__Task input__.
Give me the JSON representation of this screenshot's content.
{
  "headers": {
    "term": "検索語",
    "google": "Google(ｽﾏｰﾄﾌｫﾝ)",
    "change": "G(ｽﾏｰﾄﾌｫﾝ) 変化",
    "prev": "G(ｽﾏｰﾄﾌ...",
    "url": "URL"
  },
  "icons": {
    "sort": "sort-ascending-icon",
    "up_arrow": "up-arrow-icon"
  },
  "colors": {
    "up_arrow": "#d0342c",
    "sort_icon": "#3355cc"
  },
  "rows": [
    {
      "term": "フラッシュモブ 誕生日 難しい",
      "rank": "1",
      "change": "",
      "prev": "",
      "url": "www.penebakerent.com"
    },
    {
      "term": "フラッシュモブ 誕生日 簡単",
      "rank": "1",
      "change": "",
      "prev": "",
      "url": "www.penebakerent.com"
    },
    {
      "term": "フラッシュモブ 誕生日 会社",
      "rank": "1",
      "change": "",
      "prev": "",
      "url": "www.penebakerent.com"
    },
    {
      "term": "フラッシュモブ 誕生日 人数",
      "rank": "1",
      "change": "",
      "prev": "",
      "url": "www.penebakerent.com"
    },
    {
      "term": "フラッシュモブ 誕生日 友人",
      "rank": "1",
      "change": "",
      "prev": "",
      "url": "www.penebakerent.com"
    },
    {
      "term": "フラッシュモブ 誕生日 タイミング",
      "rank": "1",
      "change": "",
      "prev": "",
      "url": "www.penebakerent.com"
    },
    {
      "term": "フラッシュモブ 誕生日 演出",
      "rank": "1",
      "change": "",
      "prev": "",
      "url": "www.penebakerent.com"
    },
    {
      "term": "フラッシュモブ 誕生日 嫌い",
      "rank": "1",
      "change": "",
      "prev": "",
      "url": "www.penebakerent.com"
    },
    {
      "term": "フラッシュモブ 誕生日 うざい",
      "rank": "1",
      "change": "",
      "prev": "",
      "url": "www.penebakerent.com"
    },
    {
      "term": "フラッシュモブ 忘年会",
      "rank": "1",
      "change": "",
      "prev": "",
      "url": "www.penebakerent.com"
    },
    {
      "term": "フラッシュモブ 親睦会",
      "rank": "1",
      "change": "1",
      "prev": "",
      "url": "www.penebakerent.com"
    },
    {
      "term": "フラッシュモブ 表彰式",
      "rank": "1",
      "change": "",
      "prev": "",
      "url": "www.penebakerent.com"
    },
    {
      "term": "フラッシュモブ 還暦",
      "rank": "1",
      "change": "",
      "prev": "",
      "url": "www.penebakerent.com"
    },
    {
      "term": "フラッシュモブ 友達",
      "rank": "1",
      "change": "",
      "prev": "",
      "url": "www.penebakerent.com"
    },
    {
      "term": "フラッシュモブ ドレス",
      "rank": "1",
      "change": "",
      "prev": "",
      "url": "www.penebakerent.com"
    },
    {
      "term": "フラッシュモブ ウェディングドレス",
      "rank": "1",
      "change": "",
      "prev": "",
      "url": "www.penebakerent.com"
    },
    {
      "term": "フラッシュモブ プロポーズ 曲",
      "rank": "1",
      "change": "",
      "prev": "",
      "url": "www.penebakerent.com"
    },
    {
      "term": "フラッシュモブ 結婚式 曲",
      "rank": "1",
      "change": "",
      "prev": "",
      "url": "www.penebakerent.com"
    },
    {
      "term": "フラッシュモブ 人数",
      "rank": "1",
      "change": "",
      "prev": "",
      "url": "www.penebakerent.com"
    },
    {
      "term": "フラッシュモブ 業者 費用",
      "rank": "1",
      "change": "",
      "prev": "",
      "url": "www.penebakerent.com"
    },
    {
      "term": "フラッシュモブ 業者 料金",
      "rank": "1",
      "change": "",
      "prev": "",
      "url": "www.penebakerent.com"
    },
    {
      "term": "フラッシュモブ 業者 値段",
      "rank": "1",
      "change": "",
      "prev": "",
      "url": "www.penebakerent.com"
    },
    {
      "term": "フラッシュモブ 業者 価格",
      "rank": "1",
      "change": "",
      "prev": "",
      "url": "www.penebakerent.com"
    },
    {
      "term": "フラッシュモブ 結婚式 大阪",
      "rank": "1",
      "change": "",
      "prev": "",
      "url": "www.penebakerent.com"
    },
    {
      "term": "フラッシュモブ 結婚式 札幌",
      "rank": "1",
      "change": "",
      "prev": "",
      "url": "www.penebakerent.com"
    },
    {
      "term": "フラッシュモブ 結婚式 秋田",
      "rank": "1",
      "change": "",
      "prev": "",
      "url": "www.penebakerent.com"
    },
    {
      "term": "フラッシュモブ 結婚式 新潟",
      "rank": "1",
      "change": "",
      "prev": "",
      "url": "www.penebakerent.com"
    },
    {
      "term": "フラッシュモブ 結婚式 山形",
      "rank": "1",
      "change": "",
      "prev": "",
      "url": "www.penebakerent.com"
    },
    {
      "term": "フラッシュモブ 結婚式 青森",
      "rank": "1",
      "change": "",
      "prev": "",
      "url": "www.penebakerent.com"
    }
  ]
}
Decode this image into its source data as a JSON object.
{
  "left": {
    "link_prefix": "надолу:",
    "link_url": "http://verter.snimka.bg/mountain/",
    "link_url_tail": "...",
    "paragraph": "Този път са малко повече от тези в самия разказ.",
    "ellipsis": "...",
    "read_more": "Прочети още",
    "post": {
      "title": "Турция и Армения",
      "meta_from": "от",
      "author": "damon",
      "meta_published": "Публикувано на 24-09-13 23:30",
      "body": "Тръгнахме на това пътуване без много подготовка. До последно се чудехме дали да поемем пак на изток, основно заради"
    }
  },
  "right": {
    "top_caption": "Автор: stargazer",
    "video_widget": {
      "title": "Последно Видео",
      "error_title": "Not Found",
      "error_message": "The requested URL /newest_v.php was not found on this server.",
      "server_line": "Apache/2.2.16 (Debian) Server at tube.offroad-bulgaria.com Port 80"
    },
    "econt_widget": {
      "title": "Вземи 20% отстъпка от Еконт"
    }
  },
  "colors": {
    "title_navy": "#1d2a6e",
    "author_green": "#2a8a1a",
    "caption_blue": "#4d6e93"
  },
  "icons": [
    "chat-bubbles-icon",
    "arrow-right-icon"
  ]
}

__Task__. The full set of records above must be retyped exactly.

__Answer space__.
Give me the JSON representation of this screenshot's content.
{
  "headers": {
    "term": "検索語",
    "google": "Google(ｽﾏｰﾄﾌｫﾝ)",
    "change": "G(ｽﾏｰﾄﾌｫﾝ) 変化",
    "prev": "G(ｽﾏｰﾄﾌ...",
    "url": "URL"
  },
  "icons": {
    "sort": "sort-ascending-icon",
    "up_arrow": "up-arrow-icon"
  },
  "colors": {
    "up_arrow": "#d0342c",
    "sort_icon": "#3355cc"
  },
  "rows": [
    {
      "term": "フラッシュモブ 誕生日 難しい",
      "rank": "1",
      "change": "",
      "prev": "",
      "url": "www.penebakerent.com"
    },
    {
      "term": "フラッシュモブ 誕生日 簡単",
      "rank": "1",
      "change": "",
      "prev": "",
      "url": "www.penebakerent.com"
    },
    {
      "term": "フラッシュモブ 誕生日 会社",
      "rank": "1",
      "change": "",
      "prev": "",
      "url": "www.penebakerent.com"
    },
    {
      "term": "フラッシュモブ 誕生日 人数",
      "rank": "1",
      "change": "",
      "prev": "",
      "url": "www.penebakerent.com"
    },
    {
      "term": "フラッシュモブ 誕生日 友人",
      "rank": "1",
      "change": "",
      "prev": "",
      "url": "www.penebakerent.com"
    },
    {
      "term": "フラッシュモブ 誕生日 タイミング",
      "rank": "1",
      "change": "",
      "prev": "",
      "url": "www.penebakerent.com"
    },
    {
      "term": "フラッシュモブ 誕生日 演出",
      "rank": "1",
      "change": "",
      "prev": "",
      "url": "www.penebakerent.com"
    },
    {
      "term": "フラッシュモブ 誕生日 嫌い",
      "rank": "1",
      "change": "",
      "prev": "",
      "url": "www.penebakerent.com"
    },
    {
      "term": "フラッシュモブ 誕生日 うざい",
      "rank": "1",
      "change": "",
      "prev": "",
      "url": "www.penebakerent.com"
    },
    {
      "term": "フラッシュモブ 忘年会",
      "rank": "1",
      "change": "",
      "prev": "",
      "url": "www.penebakerent.com"
    },
    {
      "term": "フラッシュモブ 親睦会",
      "rank": "1",
      "change": "1",
      "prev": "",
      "url": "www.penebakerent.com"
    },
    {
      "term": "フラッシュモブ 表彰式",
      "rank": "1",
      "change": "",
      "prev": "",
      "url": "www.penebakerent.com"
    },
    {
      "term": "フラッシュモブ 還暦",
      "rank": "1",
      "change": "",
      "prev": "",
      "url": "www.penebakerent.com"
    },
    {
      "term": "フラッシュモブ 友達",
      "rank": "1",
      "change": "",
      "prev": "",
      "url": "www.penebakerent.com"
    },
    {
      "term": "フラッシュモブ ドレス",
      "rank": "1",
      "change": "",
      "prev": "",
      "url": "www.penebakerent.com"
    },
    {
      "term": "フラッシュモブ ウェディングドレス",
      "rank": "1",
      "change": "",
      "prev": "",
      "url": "www.penebakerent.com"
    },
    {
      "term": "フラッシュモブ プロポーズ 曲",
      "rank": "1",
      "change": "",
      "prev": "",
      "url": "www.penebakerent.com"
    },
    {
      "term": "フラッシュモブ 結婚式 曲",
      "rank": "1",
      "change": "",
      "prev": "",
      "url": "www.penebakerent.com"
    },
    {
      "term": "フラッシュモブ 人数",
      "rank": "1",
      "change": "",
      "prev": "",
      "url": "www.penebakerent.com"
    },
    {
      "term": "フラッシュモブ 業者 費用",
      "rank": "1",
      "change": "",
      "prev": "",
      "url": "www.penebakerent.com"
    },
    {
      "term": "フラッシュモブ 業者 料金",
      "rank": "1",
      "change": "",
      "prev": "",
      "url": "www.penebakerent.com"
    },
    {
      "term": "フラッシュモブ 業者 値段",
      "rank": "1",
      "change": "",
      "prev": "",
      "url": "www.penebakerent.com"
    },
    {
      "term": "フラッシュモブ 業者 価格",
      "rank": "1",
      "change": "",
      "prev": "",
      "url": "www.penebakerent.com"
    },
    {
      "term": "フラッシュモブ 結婚式 大阪",
      "rank": "1",
      "change": "",
      "prev": "",
      "url": "www.penebakerent.com"
    },
    {
      "term": "フラッシュモブ 結婚式 札幌",
      "rank": "1",
      "change": "",
      "prev": "",
      "url": "www.penebakerent.com"
    },
    {
      "term": "フラッシュモブ 結婚式 秋田",
      "rank": "1",
      "change": "",
      "prev": "",
      "url": "www.penebakerent.com"
    },
    {
      "term": "フラッシュモブ 結婚式 新潟",
      "rank": "1",
      "change": "",
      "prev": "",
      "url": "www.penebakerent.com"
    },
    {
      "term": "フラッシュモブ 結婚式 山形",
      "rank": "1",
      "change": "",
      "prev": "",
      "url": "www.penebakerent.com"
    },
    {
      "term": "フラッシュモブ 結婚式 青森",
      "rank": "1",
      "change": "",
      "prev": "",
      "url": "www.penebakerent.com"
    }
  ]
}
Decode this image into its source data as a JSON object.
{
  "left": {
    "link_prefix": "надолу:",
    "link_url": "http://verter.snimka.bg/mountain/",
    "link_url_tail": "...",
    "paragraph": "Този път са малко повече от тези в самия разказ.",
    "ellipsis": "...",
    "read_more": "Прочети още",
    "post": {
      "title": "Турция и Армения",
      "meta_from": "от",
      "author": "damon",
      "meta_published": "Публикувано на 24-09-13 23:30",
      "body": "Тръгнахме на това пътуване без много подготовка. До последно се чудехме дали да поемем пак на изток, основно заради"
    }
  },
  "right": {
    "top_caption": "Автор: stargazer",
    "video_widget": {
      "title": "Последно Видео",
      "error_title": "Not Found",
      "error_message": "The requested URL /newest_v.php was not found on this server.",
      "server_line": "Apache/2.2.16 (Debian) Server at tube.offroad-bulgaria.com Port 80"
    },
    "econt_widget": {
      "title": "Вземи 20% отстъпка от Еконт"
    }
  },
  "colors": {
    "title_navy": "#1d2a6e",
    "author_green": "#2a8a1a",
    "caption_blue": "#4d6e93"
  },
  "icons": [
    "chat-bubbles-icon",
    "arrow-right-icon"
  ]
}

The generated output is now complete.